I’ve worked a lot on the layout of this quilt this week. It’s driven me out of my mind at times! I think I should have read some of those tutorials I’ve come across in the past. Or maybe I should have started it when I wasn’t concerned about my husband’s upcoming surgery. Then again, that was the whole reason I started the layout this week. I needed it to help me keep my mind occupied by something other than cancer and surgery and all the things that can go wrong.
I used the 32 fat quarters (18″ x 22″) I showed you in this post for the cross quilt pieces. If you ever want to make one of these, it is possible with fat quarters, but it would be so much easier with yardage.
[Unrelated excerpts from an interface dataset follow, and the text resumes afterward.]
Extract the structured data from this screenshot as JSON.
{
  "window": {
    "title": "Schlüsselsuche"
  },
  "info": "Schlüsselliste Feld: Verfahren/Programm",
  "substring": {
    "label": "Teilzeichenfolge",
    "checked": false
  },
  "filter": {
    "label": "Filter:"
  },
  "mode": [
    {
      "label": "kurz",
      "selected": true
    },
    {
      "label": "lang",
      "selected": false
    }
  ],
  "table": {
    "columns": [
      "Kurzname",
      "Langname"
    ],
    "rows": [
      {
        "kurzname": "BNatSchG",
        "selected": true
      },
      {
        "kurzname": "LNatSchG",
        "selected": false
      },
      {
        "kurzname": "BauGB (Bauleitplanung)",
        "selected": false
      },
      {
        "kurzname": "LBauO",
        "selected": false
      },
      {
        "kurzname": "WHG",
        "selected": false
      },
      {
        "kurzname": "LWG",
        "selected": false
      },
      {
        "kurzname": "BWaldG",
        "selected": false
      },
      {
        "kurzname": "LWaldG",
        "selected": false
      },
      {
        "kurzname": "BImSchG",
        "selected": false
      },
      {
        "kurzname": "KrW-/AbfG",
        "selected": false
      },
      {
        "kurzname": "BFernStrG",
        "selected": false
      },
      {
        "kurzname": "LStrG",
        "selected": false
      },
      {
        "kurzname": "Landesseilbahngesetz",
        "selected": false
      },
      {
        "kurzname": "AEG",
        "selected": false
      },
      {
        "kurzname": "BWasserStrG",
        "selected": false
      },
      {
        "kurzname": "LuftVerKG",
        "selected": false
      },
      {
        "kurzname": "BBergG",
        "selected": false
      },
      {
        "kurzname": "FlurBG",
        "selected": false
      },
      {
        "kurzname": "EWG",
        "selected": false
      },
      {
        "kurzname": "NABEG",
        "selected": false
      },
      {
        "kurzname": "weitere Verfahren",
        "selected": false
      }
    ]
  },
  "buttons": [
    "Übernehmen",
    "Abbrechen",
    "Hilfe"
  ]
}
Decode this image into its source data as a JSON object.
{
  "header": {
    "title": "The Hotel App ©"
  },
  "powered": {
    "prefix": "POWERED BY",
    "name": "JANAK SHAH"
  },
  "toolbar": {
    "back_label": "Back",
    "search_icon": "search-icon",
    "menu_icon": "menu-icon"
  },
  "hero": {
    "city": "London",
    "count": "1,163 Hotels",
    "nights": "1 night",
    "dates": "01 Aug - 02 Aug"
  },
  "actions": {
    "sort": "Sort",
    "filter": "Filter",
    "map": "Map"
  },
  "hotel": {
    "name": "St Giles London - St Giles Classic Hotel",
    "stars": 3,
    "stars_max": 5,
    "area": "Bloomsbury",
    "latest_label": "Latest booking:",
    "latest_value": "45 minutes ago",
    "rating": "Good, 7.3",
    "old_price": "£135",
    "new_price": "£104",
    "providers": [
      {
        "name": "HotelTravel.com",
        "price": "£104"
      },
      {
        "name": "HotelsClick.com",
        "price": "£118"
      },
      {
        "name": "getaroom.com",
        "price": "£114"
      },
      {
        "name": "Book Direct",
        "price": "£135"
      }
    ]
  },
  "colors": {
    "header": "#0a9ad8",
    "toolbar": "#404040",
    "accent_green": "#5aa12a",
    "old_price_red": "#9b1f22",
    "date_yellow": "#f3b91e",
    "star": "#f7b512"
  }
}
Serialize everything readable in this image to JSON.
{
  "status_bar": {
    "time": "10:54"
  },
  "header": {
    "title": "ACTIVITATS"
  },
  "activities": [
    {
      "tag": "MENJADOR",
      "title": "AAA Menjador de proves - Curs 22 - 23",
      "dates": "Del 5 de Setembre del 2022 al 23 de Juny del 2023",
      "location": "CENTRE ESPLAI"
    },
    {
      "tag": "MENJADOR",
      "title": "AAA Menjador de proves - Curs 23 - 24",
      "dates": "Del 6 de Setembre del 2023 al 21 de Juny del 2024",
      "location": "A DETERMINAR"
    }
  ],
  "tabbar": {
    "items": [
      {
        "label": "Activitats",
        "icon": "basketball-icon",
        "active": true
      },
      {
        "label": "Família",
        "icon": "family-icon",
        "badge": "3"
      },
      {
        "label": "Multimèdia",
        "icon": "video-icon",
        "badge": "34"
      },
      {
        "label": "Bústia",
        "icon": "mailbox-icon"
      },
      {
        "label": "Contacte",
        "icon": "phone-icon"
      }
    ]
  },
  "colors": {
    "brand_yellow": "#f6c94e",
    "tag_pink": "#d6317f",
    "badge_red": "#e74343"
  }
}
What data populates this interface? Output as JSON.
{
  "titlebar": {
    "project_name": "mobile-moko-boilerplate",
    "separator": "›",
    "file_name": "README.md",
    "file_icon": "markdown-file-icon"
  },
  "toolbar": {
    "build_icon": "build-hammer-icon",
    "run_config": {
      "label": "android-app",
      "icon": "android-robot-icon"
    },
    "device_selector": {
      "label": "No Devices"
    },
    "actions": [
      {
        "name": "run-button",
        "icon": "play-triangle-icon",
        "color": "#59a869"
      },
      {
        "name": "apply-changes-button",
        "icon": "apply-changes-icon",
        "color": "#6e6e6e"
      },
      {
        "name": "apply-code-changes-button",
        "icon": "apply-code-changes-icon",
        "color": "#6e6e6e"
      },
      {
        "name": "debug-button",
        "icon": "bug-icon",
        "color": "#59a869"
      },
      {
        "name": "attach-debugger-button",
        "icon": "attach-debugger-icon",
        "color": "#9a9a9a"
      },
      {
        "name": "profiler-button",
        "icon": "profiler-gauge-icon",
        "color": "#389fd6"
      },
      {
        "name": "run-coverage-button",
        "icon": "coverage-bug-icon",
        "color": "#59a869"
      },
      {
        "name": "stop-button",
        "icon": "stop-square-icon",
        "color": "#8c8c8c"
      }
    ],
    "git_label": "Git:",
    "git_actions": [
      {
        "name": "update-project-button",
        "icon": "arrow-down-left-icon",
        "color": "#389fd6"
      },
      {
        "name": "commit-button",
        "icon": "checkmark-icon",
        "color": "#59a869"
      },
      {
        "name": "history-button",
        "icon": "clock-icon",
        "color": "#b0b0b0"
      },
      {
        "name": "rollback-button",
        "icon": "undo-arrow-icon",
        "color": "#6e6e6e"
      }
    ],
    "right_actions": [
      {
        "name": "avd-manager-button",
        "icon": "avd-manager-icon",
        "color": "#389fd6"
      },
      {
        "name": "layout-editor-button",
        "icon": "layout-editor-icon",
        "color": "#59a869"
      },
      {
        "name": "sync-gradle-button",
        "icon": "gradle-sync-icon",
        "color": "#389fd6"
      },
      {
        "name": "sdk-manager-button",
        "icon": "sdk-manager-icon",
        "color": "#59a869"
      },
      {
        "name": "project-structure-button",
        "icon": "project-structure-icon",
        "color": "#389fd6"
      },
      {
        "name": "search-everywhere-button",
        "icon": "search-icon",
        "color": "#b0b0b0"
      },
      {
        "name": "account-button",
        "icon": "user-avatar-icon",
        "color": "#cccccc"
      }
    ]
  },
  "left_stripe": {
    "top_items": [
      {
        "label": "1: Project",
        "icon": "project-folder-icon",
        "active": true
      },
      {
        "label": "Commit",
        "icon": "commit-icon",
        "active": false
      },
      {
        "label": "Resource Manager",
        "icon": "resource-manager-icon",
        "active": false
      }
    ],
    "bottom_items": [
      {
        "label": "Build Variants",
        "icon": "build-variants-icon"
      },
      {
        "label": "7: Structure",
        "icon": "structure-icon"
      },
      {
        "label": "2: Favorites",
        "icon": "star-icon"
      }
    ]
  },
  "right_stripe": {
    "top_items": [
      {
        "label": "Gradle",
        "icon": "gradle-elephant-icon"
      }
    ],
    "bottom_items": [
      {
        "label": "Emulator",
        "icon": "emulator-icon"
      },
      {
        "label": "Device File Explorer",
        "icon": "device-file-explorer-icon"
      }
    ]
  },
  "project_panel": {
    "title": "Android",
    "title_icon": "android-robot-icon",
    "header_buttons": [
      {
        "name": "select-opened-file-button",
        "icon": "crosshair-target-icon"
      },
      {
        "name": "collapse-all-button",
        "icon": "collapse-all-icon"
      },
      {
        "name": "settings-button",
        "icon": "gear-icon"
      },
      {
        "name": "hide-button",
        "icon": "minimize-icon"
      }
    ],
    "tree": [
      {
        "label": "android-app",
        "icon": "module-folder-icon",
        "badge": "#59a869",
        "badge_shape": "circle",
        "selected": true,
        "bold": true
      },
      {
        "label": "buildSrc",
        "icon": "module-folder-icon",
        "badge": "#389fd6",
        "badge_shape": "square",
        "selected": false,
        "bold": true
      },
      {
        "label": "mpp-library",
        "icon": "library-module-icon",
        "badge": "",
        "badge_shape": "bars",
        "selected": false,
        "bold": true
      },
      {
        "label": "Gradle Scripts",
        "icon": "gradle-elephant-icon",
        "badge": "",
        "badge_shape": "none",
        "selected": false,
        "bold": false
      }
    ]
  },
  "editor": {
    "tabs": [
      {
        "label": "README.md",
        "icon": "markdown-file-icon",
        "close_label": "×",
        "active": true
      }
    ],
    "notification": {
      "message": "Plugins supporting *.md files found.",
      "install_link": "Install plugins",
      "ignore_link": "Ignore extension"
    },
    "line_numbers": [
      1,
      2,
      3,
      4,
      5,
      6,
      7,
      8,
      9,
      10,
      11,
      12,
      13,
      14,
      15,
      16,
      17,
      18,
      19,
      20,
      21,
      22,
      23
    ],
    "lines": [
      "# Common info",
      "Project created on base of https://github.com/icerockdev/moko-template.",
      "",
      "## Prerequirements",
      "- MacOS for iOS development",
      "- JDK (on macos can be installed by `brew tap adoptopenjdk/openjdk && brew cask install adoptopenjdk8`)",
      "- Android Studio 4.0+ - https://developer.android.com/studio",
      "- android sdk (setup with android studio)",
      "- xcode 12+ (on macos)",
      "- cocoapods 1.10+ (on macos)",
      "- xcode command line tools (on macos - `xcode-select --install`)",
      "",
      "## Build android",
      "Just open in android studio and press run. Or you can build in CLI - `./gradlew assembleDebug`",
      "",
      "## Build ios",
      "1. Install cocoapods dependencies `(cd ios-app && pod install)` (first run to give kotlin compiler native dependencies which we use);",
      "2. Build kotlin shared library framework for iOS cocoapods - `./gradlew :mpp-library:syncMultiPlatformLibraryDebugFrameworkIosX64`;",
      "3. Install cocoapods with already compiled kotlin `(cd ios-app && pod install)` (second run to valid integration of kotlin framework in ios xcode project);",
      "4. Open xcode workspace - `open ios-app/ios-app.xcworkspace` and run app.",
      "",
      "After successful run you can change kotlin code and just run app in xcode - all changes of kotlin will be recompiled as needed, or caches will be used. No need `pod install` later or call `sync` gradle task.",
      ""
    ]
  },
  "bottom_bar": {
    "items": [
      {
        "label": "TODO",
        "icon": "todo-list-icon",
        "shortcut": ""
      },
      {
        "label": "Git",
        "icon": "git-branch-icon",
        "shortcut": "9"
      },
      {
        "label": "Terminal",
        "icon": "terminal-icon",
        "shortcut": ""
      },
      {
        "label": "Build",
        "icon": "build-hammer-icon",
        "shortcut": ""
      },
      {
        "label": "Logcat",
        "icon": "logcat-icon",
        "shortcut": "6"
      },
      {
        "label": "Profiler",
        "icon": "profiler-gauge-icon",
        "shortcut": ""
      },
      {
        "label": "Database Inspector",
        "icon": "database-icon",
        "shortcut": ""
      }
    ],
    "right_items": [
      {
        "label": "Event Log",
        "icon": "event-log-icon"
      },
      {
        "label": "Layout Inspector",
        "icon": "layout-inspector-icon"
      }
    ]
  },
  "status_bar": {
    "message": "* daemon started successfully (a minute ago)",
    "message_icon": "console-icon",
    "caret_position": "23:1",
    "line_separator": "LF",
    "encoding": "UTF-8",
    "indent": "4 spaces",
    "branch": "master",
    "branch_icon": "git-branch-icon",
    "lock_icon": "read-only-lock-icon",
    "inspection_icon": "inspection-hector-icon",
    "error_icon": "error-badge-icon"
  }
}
I cut mine four and a half inches, giving me 16 squares per fat quarter. A correctly cut quarter yard of fabric (9″) would give you two rows of the same sized squares, giving you 18 squares total. A third of a yard would give the same number of 18 squares, but you’d have more wiggle room for straightening the fabric if it wasn’t cut perfectly.
There were a couple of false starts plus a couple of restarts. I had to lay the quilt out a quarter section at a time on top of my queen sized bed. (I haven’t had to do anything like that since my second quilt, a king sized trip around the world, laid out on my living room floor, many years ago!) There are 21 rows of 21 squares each, so I laid out rows 1 – 11 in each direction. Then I’d use row 11 as the bridge to laying out rows 11 – 21. Starting at the top, first the left side and then the right side, then the bottom left and bottom right. I had to redo the top left at least twice and I laid it out three times because I confused myself by numbering the rows 1 -21 in each direction. Duh! You can see in my photo of the layout that I went back and added A – U to the horizontal rows. Then I took the extra precaution of pinning a placement number/letter on every single square. It was pretty much a breeze after that. I did both sides of the bottom half of the quilt today!
I plan to piece this and quilt it in three sections, using the technique I read about in Quilt as You Go Made Modern : Fresh Techniques for Busy Quilters by Jera Brandvig. It will be a first for me. I’m excited to get started, but will probably have to wait for a few days to get the surgery and hospital stay behind us. I’m going to take a small hexagon UFO with me to keep me occupied during the waiting room time. I’ll let you know how each project goes.